» **Problem statement**:
Type the records out again in full, exactly.

** The data follows **

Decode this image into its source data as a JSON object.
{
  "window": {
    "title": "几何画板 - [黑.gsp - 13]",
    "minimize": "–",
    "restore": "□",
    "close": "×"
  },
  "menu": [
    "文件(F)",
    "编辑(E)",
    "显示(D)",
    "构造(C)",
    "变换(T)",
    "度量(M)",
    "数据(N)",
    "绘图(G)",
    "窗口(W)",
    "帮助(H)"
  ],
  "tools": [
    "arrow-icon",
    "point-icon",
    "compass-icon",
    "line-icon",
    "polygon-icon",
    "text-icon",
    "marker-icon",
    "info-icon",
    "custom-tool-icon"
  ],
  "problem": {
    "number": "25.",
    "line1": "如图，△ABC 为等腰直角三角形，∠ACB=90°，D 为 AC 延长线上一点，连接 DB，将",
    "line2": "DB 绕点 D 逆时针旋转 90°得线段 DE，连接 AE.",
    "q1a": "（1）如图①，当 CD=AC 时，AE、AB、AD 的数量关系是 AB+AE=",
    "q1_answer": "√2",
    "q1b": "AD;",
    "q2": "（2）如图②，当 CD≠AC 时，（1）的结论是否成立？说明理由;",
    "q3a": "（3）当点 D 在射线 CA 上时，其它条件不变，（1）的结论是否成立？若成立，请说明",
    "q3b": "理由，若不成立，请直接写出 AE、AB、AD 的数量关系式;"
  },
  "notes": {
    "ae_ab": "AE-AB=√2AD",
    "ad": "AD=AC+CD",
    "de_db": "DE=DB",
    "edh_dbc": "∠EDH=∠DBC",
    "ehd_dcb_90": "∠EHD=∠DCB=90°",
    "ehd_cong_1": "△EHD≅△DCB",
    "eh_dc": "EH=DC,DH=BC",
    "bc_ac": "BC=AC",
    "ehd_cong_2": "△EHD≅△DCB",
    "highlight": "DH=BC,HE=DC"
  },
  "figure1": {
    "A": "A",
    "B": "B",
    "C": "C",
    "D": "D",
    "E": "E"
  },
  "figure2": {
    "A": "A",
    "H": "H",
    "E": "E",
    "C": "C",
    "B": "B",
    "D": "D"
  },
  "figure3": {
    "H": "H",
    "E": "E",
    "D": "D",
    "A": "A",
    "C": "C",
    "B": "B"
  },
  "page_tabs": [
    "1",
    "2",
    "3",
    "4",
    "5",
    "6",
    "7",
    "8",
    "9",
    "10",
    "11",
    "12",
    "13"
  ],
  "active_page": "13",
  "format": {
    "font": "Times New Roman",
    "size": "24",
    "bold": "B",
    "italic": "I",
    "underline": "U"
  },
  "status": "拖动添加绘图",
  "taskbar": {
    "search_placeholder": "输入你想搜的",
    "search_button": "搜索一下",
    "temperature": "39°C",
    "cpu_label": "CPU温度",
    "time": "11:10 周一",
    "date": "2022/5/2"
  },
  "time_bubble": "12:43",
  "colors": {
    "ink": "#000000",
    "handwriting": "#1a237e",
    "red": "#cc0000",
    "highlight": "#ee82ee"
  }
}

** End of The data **

» **Output of the exercise**:
Decode this image into its source data as a JSON object.
{
  "window": {
    "title": "几何画板 - [黑.gsp - 13]",
    "minimize": "–",
    "restore": "□",
    "close": "×"
  },
  "menu": [
    "文件(F)",
    "编辑(E)",
    "显示(D)",
    "构造(C)",
    "变换(T)",
    "度量(M)",
    "数据(N)",
    "绘图(G)",
    "窗口(W)",
    "帮助(H)"
  ],
  "tools": [
    "arrow-icon",
    "point-icon",
    "compass-icon",
    "line-icon",
    "polygon-icon",
    "text-icon",
    "marker-icon",
    "info-icon",
    "custom-tool-icon"
  ],
  "problem": {
    "number": "25.",
    "line1": "如图，△ABC 为等腰直角三角形，∠ACB=90°，D 为 AC 延长线上一点，连接 DB，将",
    "line2": "DB 绕点 D 逆时针旋转 90°得线段 DE，连接 AE.",
    "q1a": "（1）如图①，当 CD=AC 时，AE、AB、AD 的数量关系是 AB+AE=",
    "q1_answer": "√2",
    "q1b": "AD;",
    "q2": "（2）如图②，当 CD≠AC 时，（1）的结论是否成立？说明理由;",
    "q3a": "（3）当点 D 在射线 CA 上时，其它条件不变，（1）的结论是否成立？若成立，请说明",
    "q3b": "理由，若不成立，请直接写出 AE、AB、AD 的数量关系式;"
  },
  "notes": {
    "ae_ab": "AE-AB=√2AD",
    "ad": "AD=AC+CD",
    "de_db": "DE=DB",
    "edh_dbc": "∠EDH=∠DBC",
    "ehd_dcb_90": "∠EHD=∠DCB=90°",
    "ehd_cong_1": "△EHD≅△DCB",
    "eh_dc": "EH=DC,DH=BC",
    "bc_ac": "BC=AC",
    "ehd_cong_2": "△EHD≅△DCB",
    "highlight": "DH=BC,HE=DC"
  },
  "figure1": {
    "A": "A",
    "B": "B",
    "C": "C",
    "D": "D",
    "E": "E"
  },
  "figure2": {
    "A": "A",
    "H": "H",
    "E": "E",
    "C": "C",
    "B": "B",
    "D": "D"
  },
  "figure3": {
    "H": "H",
    "E": "E",
    "D": "D",
    "A": "A",
    "C": "C",
    "B": "B"
  },
  "page_tabs": [
    "1",
    "2",
    "3",
    "4",
    "5",
    "6",
    "7",
    "8",
    "9",
    "10",
    "11",
    "12",
    "13"
  ],
  "active_page": "13",
  "format": {
    "font": "Times New Roman",
    "size": "24",
    "bold": "B",
    "italic": "I",
    "underline": "U"
  },
  "status": "拖动添加绘图",
  "taskbar": {
    "search_placeholder": "输入你想搜的",
    "search_button": "搜索一下",
    "temperature": "39°C",
    "cpu_label": "CPU温度",
    "time": "11:10 周一",
    "date": "2022/5/2"
  },
  "time_bubble": "12:43",
  "colors": {
    "ink": "#000000",
    "handwriting": "#1a237e",
    "red": "#cc0000",
    "highlight": "#ee82ee"
  }
}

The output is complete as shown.